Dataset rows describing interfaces
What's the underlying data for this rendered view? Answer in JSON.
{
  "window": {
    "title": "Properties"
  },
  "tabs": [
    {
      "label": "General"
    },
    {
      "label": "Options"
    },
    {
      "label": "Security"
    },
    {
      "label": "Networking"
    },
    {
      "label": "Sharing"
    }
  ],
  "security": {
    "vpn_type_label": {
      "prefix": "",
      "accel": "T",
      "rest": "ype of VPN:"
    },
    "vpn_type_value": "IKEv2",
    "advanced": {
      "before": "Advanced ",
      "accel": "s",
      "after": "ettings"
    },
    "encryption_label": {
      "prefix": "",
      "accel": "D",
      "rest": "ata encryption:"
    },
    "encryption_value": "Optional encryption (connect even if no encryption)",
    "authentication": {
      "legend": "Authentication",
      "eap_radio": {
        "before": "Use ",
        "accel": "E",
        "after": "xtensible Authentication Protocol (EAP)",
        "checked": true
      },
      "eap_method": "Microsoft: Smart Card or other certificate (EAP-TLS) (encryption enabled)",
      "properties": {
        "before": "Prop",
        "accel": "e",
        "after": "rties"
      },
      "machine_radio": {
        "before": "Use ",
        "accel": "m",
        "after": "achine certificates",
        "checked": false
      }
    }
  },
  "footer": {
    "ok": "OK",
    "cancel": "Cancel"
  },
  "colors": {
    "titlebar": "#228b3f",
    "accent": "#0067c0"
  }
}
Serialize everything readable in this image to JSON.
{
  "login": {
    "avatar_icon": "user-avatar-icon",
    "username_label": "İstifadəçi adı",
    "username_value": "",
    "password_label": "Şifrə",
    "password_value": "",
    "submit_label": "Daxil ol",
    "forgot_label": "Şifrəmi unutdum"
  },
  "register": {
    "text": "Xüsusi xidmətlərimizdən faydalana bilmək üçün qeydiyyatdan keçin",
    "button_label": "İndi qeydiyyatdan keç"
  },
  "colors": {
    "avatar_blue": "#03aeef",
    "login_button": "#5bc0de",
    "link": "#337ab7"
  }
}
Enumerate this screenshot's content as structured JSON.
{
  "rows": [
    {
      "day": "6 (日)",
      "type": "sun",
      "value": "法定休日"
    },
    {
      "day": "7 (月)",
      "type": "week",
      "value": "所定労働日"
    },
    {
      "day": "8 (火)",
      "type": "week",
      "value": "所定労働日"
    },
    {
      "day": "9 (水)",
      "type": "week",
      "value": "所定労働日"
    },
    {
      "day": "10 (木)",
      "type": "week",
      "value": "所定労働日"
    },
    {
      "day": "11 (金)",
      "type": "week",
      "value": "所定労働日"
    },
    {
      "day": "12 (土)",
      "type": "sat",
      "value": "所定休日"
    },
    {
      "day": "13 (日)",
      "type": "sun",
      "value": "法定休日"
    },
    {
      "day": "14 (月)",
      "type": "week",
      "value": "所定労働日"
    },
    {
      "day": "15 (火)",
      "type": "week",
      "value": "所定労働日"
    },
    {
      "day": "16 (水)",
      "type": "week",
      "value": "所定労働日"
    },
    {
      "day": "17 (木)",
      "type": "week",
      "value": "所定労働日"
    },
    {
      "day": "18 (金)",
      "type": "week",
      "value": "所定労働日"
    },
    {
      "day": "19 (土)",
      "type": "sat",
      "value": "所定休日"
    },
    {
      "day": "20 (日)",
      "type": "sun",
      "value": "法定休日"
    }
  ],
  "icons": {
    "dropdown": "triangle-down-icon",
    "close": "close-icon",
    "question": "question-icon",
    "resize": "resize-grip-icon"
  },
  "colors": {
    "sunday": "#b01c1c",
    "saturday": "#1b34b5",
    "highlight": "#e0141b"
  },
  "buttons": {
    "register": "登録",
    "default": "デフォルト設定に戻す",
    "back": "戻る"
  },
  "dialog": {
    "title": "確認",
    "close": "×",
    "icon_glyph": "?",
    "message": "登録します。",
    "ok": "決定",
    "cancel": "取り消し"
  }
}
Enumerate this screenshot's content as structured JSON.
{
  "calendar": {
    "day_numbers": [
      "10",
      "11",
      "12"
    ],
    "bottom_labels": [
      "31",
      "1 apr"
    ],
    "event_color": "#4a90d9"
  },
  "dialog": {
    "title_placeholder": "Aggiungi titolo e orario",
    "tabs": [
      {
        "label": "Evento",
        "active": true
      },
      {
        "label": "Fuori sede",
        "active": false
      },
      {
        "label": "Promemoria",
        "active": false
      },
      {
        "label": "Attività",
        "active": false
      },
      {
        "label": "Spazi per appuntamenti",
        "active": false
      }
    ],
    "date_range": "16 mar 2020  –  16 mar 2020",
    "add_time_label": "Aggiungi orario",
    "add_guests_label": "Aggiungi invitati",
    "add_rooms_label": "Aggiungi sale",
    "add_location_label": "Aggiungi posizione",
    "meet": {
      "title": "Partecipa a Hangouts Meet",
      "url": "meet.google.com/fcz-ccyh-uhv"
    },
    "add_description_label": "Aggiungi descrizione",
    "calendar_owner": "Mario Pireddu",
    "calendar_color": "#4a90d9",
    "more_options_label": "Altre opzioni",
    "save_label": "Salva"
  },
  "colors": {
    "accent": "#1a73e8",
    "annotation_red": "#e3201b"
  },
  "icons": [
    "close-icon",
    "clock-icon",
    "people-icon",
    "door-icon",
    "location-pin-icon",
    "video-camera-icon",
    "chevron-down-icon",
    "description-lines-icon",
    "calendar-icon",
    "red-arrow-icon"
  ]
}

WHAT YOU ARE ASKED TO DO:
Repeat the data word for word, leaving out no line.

ANSWER BOX:
What's the underlying data for this rendered view? Answer in JSON.
{
  "window": {
    "title": "Properties"
  },
  "tabs": [
    {
      "label": "General"
    },
    {
      "label": "Options"
    },
    {
      "label": "Security"
    },
    {
      "label": "Networking"
    },
    {
      "label": "Sharing"
    }
  ],
  "security": {
    "vpn_type_label": {
      "prefix": "",
      "accel": "T",
      "rest": "ype of VPN:"
    },
    "vpn_type_value": "IKEv2",
    "advanced": {
      "before": "Advanced ",
      "accel": "s",
      "after": "ettings"
    },
    "encryption_label": {
      "prefix": "",
      "accel": "D",
      "rest": "ata encryption:"
    },
    "encryption_value": "Optional encryption (connect even if no encryption)",
    "authentication": {
      "legend": "Authentication",
      "eap_radio": {
        "before": "Use ",
        "accel": "E",
        "after": "xtensible Authentication Protocol (EAP)",
        "checked": true
      },
      "eap_method": "Microsoft: Smart Card or other certificate (EAP-TLS) (encryption enabled)",
      "properties": {
        "before": "Prop",
        "accel": "e",
        "after": "rties"
      },
      "machine_radio": {
        "before": "Use ",
        "accel": "m",
        "after": "achine certificates",
        "checked": false
      }
    }
  },
  "footer": {
    "ok": "OK",
    "cancel": "Cancel"
  },
  "colors": {
    "titlebar": "#228b3f",
    "accent": "#0067c0"
  }
}
Serialize everything readable in this image to JSON.
{
  "login": {
    "avatar_icon": "user-avatar-icon",
    "username_label": "İstifadəçi adı",
    "username_value": "",
    "password_label": "Şifrə",
    "password_value": "",
    "submit_label": "Daxil ol",
    "forgot_label": "Şifrəmi unutdum"
  },
  "register": {
    "text": "Xüsusi xidmətlərimizdən faydalana bilmək üçün qeydiyyatdan keçin",
    "button_label": "İndi qeydiyyatdan keç"
  },
  "colors": {
    "avatar_blue": "#03aeef",
    "login_button": "#5bc0de",
    "link": "#337ab7"
  }
}
Enumerate this screenshot's content as structured JSON.
{
  "rows": [
    {
      "day": "6 (日)",
      "type": "sun",
      "value": "法定休日"
    },
    {
      "day": "7 (月)",
      "type": "week",
      "value": "所定労働日"
    },
    {
      "day": "8 (火)",
      "type": "week",
      "value": "所定労働日"
    },
    {
      "day": "9 (水)",
      "type": "week",
      "value": "所定労働日"
    },
    {
      "day": "10 (木)",
      "type": "week",
      "value": "所定労働日"
    },
    {
      "day": "11 (金)",
      "type": "week",
      "value": "所定労働日"
    },
    {
      "day": "12 (土)",
      "type": "sat",
      "value": "所定休日"
    },
    {
      "day": "13 (日)",
      "type": "sun",
      "value": "法定休日"
    },
    {
      "day": "14 (月)",
      "type": "week",
      "value": "所定労働日"
    },
    {
      "day": "15 (火)",
      "type": "week",
      "value": "所定労働日"
    },
    {
      "day": "16 (水)",
      "type": "week",
      "value": "所定労働日"
    },
    {
      "day": "17 (木)",
      "type": "week",
      "value": "所定労働日"
    },
    {
      "day": "18 (金)",
      "type": "week",
      "value": "所定労働日"
    },
    {
      "day": "19 (土)",
      "type": "sat",
      "value": "所定休日"
    },
    {
      "day": "20 (日)",
      "type": "sun",
      "value": "法定休日"
    }
  ],
  "icons": {
    "dropdown": "triangle-down-icon",
    "close": "close-icon",
    "question": "question-icon",
    "resize": "resize-grip-icon"
  },
  "colors": {
    "sunday": "#b01c1c",
    "saturday": "#1b34b5",
    "highlight": "#e0141b"
  },
  "buttons": {
    "register": "登録",
    "default": "デフォルト設定に戻す",
    "back": "戻る"
  },
  "dialog": {
    "title": "確認",
    "close": "×",
    "icon_glyph": "?",
    "message": "登録します。",
    "ok": "決定",
    "cancel": "取り消し"
  }
}
Enumerate this screenshot's content as structured JSON.
{
  "calendar": {
    "day_numbers": [
      "10",
      "11",
      "12"
    ],
    "bottom_labels": [
      "31",
      "1 apr"
    ],
    "event_color": "#4a90d9"
  },
  "dialog": {
    "title_placeholder": "Aggiungi titolo e orario",
    "tabs": [
      {
        "label": "Evento",
        "active": true
      },
      {
        "label": "Fuori sede",
        "active": false
      },
      {
        "label": "Promemoria",
        "active": false
      },
      {
        "label": "Attività",
        "active": false
      },
      {
        "label": "Spazi per appuntamenti",
        "active": false
      }
    ],
    "date_range": "16 mar 2020  –  16 mar 2020",
    "add_time_label": "Aggiungi orario",
    "add_guests_label": "Aggiungi invitati",
    "add_rooms_label": "Aggiungi sale",
    "add_location_label": "Aggiungi posizione",
    "meet": {
      "title": "Partecipa a Hangouts Meet",
      "url": "meet.google.com/fcz-ccyh-uhv"
    },
    "add_description_label": "Aggiungi descrizione",
    "calendar_owner": "Mario Pireddu",
    "calendar_color": "#4a90d9",
    "more_options_label": "Altre opzioni",
    "save_label": "Salva"
  },
  "colors": {
    "accent": "#1a73e8",
    "annotation_red": "#e3201b"
  },
  "icons": [
    "close-icon",
    "clock-icon",
    "people-icon",
    "door-icon",
    "location-pin-icon",
    "video-camera-icon",
    "chevron-down-icon",
    "description-lines-icon",
    "calendar-icon",
    "red-arrow-icon"
  ]
}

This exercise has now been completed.